Some days I work for my ex sister-in-law Kate as a virtual assistant. It’s great for a flibbertigibbet like me, sitting in the comfort of my own home and ‘pretending’ to be a dental receptionist in Cambridge or the secretary to an IT consultant in Hertfordshire. VA work aside, I try spend the rest of the day knitting or designing until Charlie comes home from school. I can’t stand silence, I guess because I worry too much about what might fill it, so I tend to get through a couple of films every day. In the summer, I spend my evenings floating round the garden, pretending I’m the reincarnation of garden designer and my hero, Gertrude Jekyll as I ineffectually prune the roses. In the winter, I usually get back to my knitting.
Tell us how and when you came to knit?
Like many of us, I had a talented grandma (Nana) who taught me much of what I know and an equally clever mum who filled in any blanks. I used to be hypnotised by the way Nana’s finger wound the yarn around the needle and she did lots of cable work which completely had me hooked. By the time my brother was born (when I was seven) I was knitting him booties and matinee coats and I’ve knitted for family and friends since. First thing I knitted with leaves and flowers was a bedspread, unfortunately unfinished, when I was about eight or nine and had the measles.
From these two amazing women, I also learned how to ‘Make do and Mend’. Without wanting to sound like a fossil, I was born in 1960, just six years after the end of rationing and you learned not to waste anything. I swear that every gym bag my sister and I had in primary school was made from the same blue maternity dress, with our names chain stitched on the front. I admit to rebelling against ‘making do’ in my twenties and thirties, but with changing economic circumstances, I’m actually enjoying a return to recycling and charity shop clothes.
What outlets do you find for your talent in the U.K.?
Er... very few, I’m ashamed to say. I only started selling on Etsy to make some money to help finance the writing. I have a shop on Folksy but I don’t look after it properly and deserve the resulting lack of sales. This week, I’ve finally started developing my own website, one of those basic packages, and I hope to have www.knitwillo.com up and running by the end of next week with a view to using it to help promote my work over here. This year I’ve had to turn down a couple of invites to craft fairs and farmers’ markets because of other work commitments. But after muddling through the past year in a rather pedestrian fashion, I’m beginning to see where this particular journey’s taking me. I love my life. I love my work. And I’m going to flap my wings as hard as I can.
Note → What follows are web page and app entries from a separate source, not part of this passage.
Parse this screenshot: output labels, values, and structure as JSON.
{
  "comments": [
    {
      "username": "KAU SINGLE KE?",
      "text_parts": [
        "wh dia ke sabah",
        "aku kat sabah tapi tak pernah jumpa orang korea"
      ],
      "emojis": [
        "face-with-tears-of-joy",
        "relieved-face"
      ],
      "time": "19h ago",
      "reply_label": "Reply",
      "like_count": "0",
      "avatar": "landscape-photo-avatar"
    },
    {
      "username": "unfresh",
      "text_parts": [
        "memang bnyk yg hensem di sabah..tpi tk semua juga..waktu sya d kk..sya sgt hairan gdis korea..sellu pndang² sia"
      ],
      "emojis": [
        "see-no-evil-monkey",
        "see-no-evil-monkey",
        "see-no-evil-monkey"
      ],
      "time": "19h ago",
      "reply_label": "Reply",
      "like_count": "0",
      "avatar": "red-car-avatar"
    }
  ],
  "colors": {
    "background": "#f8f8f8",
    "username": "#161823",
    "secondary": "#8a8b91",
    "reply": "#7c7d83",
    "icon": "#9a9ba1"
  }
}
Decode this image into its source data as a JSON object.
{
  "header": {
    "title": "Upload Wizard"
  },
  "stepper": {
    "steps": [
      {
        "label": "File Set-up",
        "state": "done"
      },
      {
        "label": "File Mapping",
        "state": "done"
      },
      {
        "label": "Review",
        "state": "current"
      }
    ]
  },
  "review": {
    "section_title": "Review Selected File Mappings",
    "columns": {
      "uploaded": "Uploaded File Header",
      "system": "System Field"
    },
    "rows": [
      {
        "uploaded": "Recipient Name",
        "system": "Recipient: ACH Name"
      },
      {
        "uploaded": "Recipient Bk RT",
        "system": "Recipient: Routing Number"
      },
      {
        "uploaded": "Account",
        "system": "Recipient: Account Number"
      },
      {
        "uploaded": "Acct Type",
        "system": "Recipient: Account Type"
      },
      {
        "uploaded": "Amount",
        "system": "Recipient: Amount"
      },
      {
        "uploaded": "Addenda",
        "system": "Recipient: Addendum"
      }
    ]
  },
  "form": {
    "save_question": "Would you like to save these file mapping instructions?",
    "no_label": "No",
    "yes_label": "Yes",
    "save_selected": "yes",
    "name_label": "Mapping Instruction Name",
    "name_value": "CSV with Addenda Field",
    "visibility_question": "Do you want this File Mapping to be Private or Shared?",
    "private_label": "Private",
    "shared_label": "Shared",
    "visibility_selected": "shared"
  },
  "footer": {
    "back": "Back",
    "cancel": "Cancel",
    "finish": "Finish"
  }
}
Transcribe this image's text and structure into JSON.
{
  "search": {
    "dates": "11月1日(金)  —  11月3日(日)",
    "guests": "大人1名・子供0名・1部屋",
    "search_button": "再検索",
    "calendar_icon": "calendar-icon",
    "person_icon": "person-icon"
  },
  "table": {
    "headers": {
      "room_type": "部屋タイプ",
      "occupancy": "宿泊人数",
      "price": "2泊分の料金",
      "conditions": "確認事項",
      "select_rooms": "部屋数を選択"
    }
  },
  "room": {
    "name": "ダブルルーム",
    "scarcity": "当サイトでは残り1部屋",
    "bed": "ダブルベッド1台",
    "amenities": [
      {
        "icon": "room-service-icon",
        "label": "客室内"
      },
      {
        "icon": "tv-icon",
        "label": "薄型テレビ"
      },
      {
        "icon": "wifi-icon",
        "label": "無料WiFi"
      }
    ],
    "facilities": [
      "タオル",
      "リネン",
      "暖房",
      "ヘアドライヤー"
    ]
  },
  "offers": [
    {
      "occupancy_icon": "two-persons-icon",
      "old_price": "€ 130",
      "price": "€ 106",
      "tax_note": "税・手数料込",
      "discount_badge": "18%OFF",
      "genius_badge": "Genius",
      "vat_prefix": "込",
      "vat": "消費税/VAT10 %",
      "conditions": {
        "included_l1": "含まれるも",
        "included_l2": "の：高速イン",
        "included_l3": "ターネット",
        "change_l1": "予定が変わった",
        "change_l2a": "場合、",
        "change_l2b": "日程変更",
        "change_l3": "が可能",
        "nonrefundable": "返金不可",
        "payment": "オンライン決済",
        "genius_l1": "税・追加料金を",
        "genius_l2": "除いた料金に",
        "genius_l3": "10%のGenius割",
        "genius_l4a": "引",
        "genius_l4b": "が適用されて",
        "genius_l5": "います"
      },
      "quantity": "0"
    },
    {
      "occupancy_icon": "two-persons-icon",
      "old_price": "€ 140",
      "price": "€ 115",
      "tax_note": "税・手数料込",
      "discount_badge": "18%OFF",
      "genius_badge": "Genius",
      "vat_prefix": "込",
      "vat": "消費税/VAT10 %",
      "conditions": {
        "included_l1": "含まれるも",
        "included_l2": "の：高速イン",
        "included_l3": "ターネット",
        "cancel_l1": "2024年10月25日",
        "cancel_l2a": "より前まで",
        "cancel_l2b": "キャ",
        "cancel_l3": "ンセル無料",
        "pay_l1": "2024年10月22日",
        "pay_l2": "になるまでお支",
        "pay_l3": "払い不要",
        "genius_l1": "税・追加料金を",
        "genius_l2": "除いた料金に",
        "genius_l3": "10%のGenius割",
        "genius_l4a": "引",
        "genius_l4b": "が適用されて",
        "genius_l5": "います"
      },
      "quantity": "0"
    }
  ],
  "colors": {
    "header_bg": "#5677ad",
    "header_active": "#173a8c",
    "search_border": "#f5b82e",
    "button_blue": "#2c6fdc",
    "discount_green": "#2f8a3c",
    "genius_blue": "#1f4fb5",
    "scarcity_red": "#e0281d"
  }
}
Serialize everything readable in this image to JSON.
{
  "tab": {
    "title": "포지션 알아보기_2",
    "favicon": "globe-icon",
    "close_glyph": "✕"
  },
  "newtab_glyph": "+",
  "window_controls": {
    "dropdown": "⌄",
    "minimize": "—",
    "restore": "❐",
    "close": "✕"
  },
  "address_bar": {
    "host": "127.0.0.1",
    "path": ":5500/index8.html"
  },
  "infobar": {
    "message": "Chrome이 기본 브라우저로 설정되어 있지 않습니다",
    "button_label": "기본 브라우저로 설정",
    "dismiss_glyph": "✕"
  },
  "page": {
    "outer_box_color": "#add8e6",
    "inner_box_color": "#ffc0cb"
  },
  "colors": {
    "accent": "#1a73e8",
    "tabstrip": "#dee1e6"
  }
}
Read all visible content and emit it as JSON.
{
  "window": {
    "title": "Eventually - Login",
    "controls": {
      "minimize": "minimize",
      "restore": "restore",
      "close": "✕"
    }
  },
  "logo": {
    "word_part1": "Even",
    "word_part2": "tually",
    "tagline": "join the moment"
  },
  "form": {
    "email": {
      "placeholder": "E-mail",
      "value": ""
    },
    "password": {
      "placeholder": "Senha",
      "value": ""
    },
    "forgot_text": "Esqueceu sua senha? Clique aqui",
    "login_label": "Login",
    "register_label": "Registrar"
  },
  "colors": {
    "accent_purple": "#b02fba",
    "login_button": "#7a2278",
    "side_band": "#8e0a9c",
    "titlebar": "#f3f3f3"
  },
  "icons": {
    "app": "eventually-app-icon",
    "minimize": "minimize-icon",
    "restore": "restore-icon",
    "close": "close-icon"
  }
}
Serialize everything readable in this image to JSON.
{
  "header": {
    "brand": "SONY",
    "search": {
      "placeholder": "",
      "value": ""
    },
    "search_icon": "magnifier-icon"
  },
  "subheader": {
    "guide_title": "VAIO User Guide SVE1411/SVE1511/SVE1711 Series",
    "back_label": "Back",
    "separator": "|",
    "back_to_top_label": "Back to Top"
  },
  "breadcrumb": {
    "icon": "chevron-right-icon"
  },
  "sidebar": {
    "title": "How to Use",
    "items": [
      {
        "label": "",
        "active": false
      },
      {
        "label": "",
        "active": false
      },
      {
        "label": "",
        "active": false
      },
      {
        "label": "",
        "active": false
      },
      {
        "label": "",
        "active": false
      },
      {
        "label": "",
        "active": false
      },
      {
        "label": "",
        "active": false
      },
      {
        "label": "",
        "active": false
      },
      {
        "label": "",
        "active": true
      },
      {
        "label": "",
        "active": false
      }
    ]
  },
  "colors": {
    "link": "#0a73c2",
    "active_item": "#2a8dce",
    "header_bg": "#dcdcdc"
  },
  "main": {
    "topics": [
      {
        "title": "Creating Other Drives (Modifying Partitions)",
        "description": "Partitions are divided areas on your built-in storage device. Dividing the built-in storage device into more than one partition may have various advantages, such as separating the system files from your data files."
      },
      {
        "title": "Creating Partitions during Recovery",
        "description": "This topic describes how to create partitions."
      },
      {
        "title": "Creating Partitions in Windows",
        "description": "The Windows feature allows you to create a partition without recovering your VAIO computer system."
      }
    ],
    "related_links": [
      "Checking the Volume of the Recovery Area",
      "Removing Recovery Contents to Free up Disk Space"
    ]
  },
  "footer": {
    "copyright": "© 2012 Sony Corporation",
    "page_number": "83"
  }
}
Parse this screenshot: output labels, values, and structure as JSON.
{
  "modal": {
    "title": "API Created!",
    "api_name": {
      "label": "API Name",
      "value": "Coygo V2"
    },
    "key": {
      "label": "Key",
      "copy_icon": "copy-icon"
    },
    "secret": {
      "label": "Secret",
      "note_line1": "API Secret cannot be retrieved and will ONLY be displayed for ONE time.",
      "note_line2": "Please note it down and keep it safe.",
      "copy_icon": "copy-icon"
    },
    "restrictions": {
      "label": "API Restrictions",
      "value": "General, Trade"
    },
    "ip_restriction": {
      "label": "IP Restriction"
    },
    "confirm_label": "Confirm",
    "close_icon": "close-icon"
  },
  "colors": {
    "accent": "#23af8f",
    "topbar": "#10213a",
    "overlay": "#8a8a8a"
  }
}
LOL, if Alicia knew how many of us were born before 1960, she would feel like a spring chicken.